Making Music In The Cloud

Making Music In The Cloud

freelance whales

There was a time – and not all that long ago – when the only options for musicians to create together involved enclosed spaces, physical isolation from the world and, above all else, physical proximity to each other. This physical proximity is the subject of many a dramatic “Behind the Music” meltdown anecdote, and has led to innumerable arguments, physical confrontations, and band break-ups over the past sixty years. I can attest to the strain that such intense and constant contact between creative individuals places on an artist’s ability to create calmly and productively. Making an album is a volatile process, and one that is a paradox of physical, emotional, and artistic elation and exhaustion. This paradox is something that every band that has ever tried to make music for an extended period of time has come up against, but it is this paradox that has been summarily solved by the existence and evolution of cloud file sharing.

Since 2008, DropBox has been steadily making a name for itself as one of the most efficient ways in which individuals can share and collectively edit files over the internet. As one person uploads files into a folder designated as shared, those with whom the folder is shared have immediate and unlimited access to the files being uploaded. For anyone who has ever worked in a group setting, the benefits to remote file viewing, downloading, and editing, are obvious. That immediate access means that musicians, engineers and producers don’t have to be crammed in a sweaty, smelly recording studio for weeks on end. Rather, those people can be comfortably creating both in the studio and at home, yet still have access to all the same vital information.

This revolutionary concept is even further changing the face of a nearly unrecognizable music industry. Not only can people make music together in home-based recording studios; people can now make that music and instantaneously make it available for cloud collaboration via Dropbox. There are similar file sharing services (MediaFire, YouSendIt, GoogleDrive), but none of them allow for the same unique and pivotal real-time interface that Dropbox allows its users. Folder sharers can literally see the files and their progress as they are being uploaded into the folder. Short of remotely accessing a desktop, we as computer users and musicians have never had this sort of unbridled ability to communicate and collaborate virtually.

By Jacob Hyman


Jacob Hyman has been a musician and writer for nearly his entire life. He has spent decades as a drummer, and has written about music for many reputed publications both in print and online. Jacob is a graduate of George Washington Universitiy, where he honed his witty journalistic style and studied psychology and music -- specifically drum performance. He currently resides in Brooklyn, NY and frequently tours the world with the band Freelance Whales.

Latest posts by Jake (see all)


2 Responses to Making Music In The Cloud

    • Cloud computing is becoming lovable and usable everyday.  Seems like it makes things more convenient for us.  Dropbox is very useful in storing and sharing files, its no wonder it has been an hit online.

Join Our Newsletter

Receive updates each week on news, tips, events, comics and much more...


Top Viral Impact

Using Big Data To Make Cities Smarter

Using Big Data To Make Cities Smarter

Using Big Data To Make Cities Smarter The city of the future is impeccably documented.

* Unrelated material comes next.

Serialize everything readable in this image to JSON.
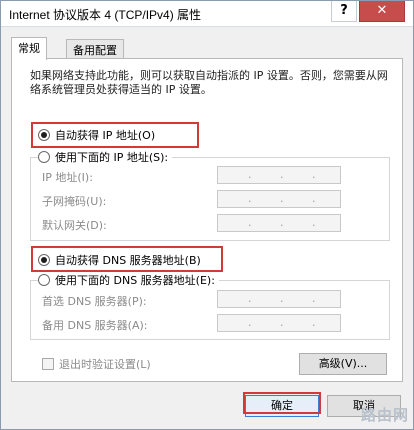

Sensors are used to measure air quality, traffic patterns, and crowd movement. Emerging neighborhoods are quickly recognized, public safety threats are found via social networks, and emergencies are dealt with quicklier. Crowdsourcing reduces commuting times, provides people with better transportation

Cloud Infographic: The Education Of Tomorrow

Cloud Infographic: The Education Of Tomorrow

Cloud Infographic: The Education Of Tomorrow  Online Education is a very exciting topic for many as it opens up many new doors and opportunities. We’ve touched on areas such as Massive Open Online Sources (MOOC) which provides tremendous levels of cloud based interconnectivity. We’ve taken a look into higher education,  the increased demand for online courses as well as

Cloud Infographic – The Power Of Cloud Disaster Recovery

Cloud Infographic – The Power Of Cloud Disaster Recovery

Cloud Infographic – The Power Of Cloud Disaster Recovery Preventing a Cloud Disaster is one thing. Recovering from a disaster is a whole other area of concern. Today’s infographic provided by CloudVelox outlines some best practices and safeguards in order to help your business make more informed decisions. About Latest Posts JakeJacob Hyman has been

Can I Contribute To CloudTweaks?

Yes, much of our focus in 2015 will be on working with other influencers in a collaborative manner. If you're a technology influencer looking to collaborate long term with CloudTweaks – a globally recognized leader in cloud computing information – drop us an email with “tech influencer” in the subject line.

Please review the guidelines before applying.